Playing the martyr? We have done our stint.
The fields have reseeded; the little that went
On from us soaring to a famed romance
                Is burned out and sintered, the first child spilled.

No, that's not true. There is an inner weld
Where still I may find you and feel the stone
Warm with your touch, and the doorway creaking. Lean
Out of absence a moment and I will build
               Stairways to rapture from a patchwork song

That flumes in the telling as an underground spring
Irrigates later when the great storms are gone —
Inwardly always, and my hooded skin
Is smooth and persuasive as the lawyer's tongue.
               Smile, disbelief: yes, they are best.

What's it to me then, this all-conquering past?
These townships, these Downlands, while burning May
Holds parley in woodlands, at road stops, where cars skim by
Counting the road miles, the coupons, the crest on crest
              Of skyline warped into silent stones.

Here were the chieftains, the Romans, and rough Saxon thanes
Knitting to leaf-mould, where the Chalk-land breathes
Of fume in the Springtime, of the garnered lives
Heaped up in tumuli, enclosures, in the turreted bones
               Of the polecat, the otter, the rabbit's spoor

10.Blanching in hillside, tranchet, in air-brindled moor,
Or the high beeches sighing over ochred flints,
The potsherds and the frost on the implements —
Of all that is nothing in the tier on tier
               Of the long so encompassed, and now always here.

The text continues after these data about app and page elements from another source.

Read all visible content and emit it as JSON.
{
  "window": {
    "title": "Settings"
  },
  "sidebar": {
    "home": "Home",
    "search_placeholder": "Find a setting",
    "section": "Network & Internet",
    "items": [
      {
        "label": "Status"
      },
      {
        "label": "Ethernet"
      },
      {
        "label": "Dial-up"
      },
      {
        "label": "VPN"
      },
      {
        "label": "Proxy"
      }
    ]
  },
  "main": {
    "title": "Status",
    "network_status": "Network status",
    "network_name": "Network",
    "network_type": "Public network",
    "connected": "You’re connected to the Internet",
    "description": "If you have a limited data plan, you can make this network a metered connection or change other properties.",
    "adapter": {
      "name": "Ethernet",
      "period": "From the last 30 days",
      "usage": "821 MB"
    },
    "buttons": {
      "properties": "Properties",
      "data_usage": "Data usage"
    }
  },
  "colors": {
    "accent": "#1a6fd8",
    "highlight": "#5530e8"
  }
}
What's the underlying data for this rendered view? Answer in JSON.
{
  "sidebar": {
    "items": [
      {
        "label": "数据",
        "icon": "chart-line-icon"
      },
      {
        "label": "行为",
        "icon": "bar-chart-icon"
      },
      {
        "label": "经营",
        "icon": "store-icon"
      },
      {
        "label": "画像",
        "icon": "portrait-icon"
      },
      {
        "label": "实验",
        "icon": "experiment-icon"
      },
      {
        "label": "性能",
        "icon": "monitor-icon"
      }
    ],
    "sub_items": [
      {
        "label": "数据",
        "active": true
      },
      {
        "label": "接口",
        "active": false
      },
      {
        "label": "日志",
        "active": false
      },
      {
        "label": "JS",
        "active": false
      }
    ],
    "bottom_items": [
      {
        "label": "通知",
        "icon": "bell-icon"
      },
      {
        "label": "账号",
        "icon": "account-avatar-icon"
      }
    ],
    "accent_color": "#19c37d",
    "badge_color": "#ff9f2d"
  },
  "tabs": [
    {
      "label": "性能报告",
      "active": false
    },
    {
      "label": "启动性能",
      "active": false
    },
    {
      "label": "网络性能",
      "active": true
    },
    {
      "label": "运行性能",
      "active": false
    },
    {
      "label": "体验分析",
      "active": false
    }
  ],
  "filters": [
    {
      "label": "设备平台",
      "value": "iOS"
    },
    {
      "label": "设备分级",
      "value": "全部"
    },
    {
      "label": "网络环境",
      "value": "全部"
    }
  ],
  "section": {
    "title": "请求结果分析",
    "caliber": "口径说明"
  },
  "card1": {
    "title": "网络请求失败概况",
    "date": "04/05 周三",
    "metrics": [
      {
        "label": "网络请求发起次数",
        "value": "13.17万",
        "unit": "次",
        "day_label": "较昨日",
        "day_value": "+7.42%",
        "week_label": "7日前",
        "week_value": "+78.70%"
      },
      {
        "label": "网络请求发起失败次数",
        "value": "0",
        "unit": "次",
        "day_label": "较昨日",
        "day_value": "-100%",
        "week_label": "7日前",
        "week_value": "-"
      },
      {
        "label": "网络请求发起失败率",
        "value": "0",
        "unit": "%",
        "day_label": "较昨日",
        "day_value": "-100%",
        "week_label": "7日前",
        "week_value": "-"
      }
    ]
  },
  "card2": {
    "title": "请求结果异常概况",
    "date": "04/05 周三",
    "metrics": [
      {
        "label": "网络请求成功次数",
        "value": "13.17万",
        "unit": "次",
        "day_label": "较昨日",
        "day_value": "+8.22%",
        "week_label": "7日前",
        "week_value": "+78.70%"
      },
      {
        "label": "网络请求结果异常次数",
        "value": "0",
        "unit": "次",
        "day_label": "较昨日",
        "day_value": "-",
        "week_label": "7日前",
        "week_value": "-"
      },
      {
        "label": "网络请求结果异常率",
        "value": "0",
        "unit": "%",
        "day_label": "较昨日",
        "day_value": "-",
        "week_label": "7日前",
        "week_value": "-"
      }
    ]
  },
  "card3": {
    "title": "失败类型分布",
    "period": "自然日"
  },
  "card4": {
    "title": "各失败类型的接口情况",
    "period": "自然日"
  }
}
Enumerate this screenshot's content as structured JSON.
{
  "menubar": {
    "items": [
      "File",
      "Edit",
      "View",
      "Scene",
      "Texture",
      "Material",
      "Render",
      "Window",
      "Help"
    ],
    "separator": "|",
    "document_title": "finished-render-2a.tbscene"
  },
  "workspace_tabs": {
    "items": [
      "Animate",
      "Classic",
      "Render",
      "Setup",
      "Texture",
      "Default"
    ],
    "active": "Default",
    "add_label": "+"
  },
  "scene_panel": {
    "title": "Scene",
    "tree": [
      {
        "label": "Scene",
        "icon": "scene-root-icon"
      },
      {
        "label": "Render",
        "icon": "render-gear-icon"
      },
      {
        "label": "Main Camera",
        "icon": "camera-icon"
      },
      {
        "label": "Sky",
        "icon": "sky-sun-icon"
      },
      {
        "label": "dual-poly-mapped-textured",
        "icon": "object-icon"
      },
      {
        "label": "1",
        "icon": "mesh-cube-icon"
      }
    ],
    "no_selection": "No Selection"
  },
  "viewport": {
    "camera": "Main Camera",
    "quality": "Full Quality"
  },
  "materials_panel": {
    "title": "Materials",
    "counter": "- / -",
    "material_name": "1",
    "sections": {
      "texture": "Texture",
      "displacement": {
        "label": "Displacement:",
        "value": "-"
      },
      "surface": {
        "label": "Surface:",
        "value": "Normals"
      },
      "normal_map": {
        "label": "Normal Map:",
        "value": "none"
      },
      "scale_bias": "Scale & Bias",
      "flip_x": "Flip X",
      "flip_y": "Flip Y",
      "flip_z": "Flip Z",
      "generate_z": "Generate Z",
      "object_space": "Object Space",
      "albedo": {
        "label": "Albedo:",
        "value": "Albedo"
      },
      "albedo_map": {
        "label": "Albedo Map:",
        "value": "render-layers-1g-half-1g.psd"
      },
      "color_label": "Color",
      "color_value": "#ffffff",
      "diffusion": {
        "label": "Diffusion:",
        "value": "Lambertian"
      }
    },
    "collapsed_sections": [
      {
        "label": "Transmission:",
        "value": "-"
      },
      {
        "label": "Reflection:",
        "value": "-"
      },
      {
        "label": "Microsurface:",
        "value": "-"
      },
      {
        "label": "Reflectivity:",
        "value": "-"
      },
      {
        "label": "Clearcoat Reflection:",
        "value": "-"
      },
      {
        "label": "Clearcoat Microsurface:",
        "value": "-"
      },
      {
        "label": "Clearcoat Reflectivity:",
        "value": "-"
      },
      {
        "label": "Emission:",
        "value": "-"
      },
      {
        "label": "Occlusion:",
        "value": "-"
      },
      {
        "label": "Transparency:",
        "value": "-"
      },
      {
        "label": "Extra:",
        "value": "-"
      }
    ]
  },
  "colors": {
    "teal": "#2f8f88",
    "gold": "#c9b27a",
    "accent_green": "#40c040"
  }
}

With these I have paced out our Maiden Castle where
We two went laughing through the night's advance;
I have held out my hands, and the inheritance
Fell far beyond me as the evening fire
               Glimmered and drew down to the friendly west.